In our previous article we began looking at creating your own Mautic plugin to integrate a third party software with your awesome new open source marketing automation software (yes, Mautic). In this lesson we'll continue to create a Mautic plugin, but first as a very quick review, in our last tutorial we started with a basic introduction to plugin creation. Remember we started with planning a plugin, examining the third party API, and looking at the developer resources provided by Mautic. If you want to read more you can check out the previous article and then come back here when you’re ready.
This second tutorial in creating your Mautic plugin we will start looking at the specifics of some of the files we’re going to write and how we take advantage of both the Mautic API and third party API calls.
There are several basic files we need to write to have our plugin registered within Mautic. We created the files in our last tutorial and this graphic shows them to you again.
The files we are going to focus on today include the config.php file, the MauticDeskBundle.php, and FormSubscriber.php.

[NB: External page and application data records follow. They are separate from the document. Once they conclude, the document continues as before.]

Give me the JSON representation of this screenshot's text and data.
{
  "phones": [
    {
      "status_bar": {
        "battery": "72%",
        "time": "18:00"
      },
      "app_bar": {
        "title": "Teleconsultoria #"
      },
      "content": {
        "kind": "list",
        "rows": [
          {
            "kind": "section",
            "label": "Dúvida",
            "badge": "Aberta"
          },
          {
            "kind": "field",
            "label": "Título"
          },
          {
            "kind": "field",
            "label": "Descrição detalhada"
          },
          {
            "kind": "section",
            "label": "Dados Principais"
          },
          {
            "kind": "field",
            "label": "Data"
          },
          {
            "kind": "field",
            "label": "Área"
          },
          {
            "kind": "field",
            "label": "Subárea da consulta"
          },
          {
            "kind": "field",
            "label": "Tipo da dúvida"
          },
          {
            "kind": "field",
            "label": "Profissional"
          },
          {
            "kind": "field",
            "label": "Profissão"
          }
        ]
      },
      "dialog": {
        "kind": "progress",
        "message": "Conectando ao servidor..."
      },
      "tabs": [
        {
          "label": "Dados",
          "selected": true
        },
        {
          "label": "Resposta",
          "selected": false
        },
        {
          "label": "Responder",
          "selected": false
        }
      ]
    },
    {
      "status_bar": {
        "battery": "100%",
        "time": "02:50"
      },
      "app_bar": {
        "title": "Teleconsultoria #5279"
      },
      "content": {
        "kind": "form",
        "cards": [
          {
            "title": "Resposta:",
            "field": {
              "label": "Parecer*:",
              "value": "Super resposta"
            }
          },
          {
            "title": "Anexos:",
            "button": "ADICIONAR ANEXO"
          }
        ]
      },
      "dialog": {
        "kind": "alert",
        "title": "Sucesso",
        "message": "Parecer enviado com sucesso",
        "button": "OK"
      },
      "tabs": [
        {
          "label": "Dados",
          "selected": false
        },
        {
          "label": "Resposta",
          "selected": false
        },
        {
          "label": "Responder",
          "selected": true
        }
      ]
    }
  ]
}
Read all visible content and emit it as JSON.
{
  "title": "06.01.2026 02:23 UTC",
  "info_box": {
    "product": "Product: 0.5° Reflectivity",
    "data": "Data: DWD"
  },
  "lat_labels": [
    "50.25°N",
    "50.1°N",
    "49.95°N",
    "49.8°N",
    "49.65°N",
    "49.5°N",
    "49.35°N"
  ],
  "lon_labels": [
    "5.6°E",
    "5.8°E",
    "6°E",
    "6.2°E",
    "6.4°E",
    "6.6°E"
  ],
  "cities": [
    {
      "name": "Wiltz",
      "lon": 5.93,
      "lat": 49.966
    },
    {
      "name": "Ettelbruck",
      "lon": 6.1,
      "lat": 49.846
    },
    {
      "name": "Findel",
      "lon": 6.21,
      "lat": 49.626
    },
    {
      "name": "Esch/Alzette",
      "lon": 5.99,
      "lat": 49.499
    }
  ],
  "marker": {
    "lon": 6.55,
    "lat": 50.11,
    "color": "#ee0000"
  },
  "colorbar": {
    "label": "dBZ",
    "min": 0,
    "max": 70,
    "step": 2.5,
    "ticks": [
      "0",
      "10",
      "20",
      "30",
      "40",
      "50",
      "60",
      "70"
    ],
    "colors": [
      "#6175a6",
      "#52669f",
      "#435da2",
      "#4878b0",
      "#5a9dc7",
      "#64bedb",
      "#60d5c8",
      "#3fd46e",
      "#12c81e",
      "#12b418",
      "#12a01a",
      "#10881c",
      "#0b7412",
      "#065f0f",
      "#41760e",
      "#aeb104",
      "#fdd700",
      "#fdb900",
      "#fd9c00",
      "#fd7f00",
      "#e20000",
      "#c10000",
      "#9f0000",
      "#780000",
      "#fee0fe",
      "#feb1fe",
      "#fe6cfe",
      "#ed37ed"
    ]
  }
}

These are the quickest of the files and so we can cover them quickly. The other files you see in this screenshot are more specific to this particular integration and they will be covered in the next tutorial. For now let’s look at these first three files in more detail and line by line.
This first file is the config file which Mautic will use when loading the plugin into the system. In this file we are going to name our plugin, provide a description, version and author. Then we need to define the services we want our plugin to use. Here’s the file:
Services: The services are broken into two types, events and forms. Events are those items which you want to trigger as a result of some action within Mautic. Forms are the functions and calls to run when a form is loaded within Mautic.
e.g. Real-life, the form services will allow your plugin to collect more information from forms within Mautic from the business user (not the site visitor).
The Desk plugin that we are writing will need both an event service and a form service. We’ll dig into each of these services later but notice that the class defined for each of these services is the path to the associated file.
This file is the root file that can be used when extending the Plugin base class. In this plugin we do not need to extend anything so the file below is merely a holding file that routes everything to the Plugin Base parent class.
This file is associated with the event service we defined earlier in our config.php file. This FormSubscriber is the event that gets triggered based on some action within Mautic. Let’s look at the file and then break it down.
Namespacing and used classes are the first thing you’ll find in the file. Here we define what we’ll be using or referencing later in the file.
This class, FormSubscriber, extends a CommonSubscriber class available for all plugins.
The public function
onFormBuild accepts a parameter of the FormBuilderEvent (as you can see type-hinted). Here we define the action for this particular service event. We will create the group, description, label, formType, formTheme, and callback function that we want triggered by this submit action. Lastly we add the submitAction to the event.
In this array of actions we have a few special key-value pairs to mention. First, the formType defines the configuration or parameters your plugin will have as part of the plugin configuration fields. (Don’t worry we’ll return to this later when we look at the form service and the plugin configuration).
The callback defines the location and the function you want to be called when the event is triggered.
Don’t let the formType confuse you, at this point in the process, it’s best to consider this merely a way for your admin configuration settings to be added to your plugin when it’s triggered.
The next piece in the plugin tutorial will be to focus on the admin configuration for your plugin (see, it’s coming together) and then explore how the triggered response is pushed to the third party. This plugin may be a short series but will add great functionality. I expect after this tutorial series you will have no problem taking this example and building your own plugins easily to push Mautic data to other systems, the Mautic API is a great way to integrate open source marketing automation with everything else.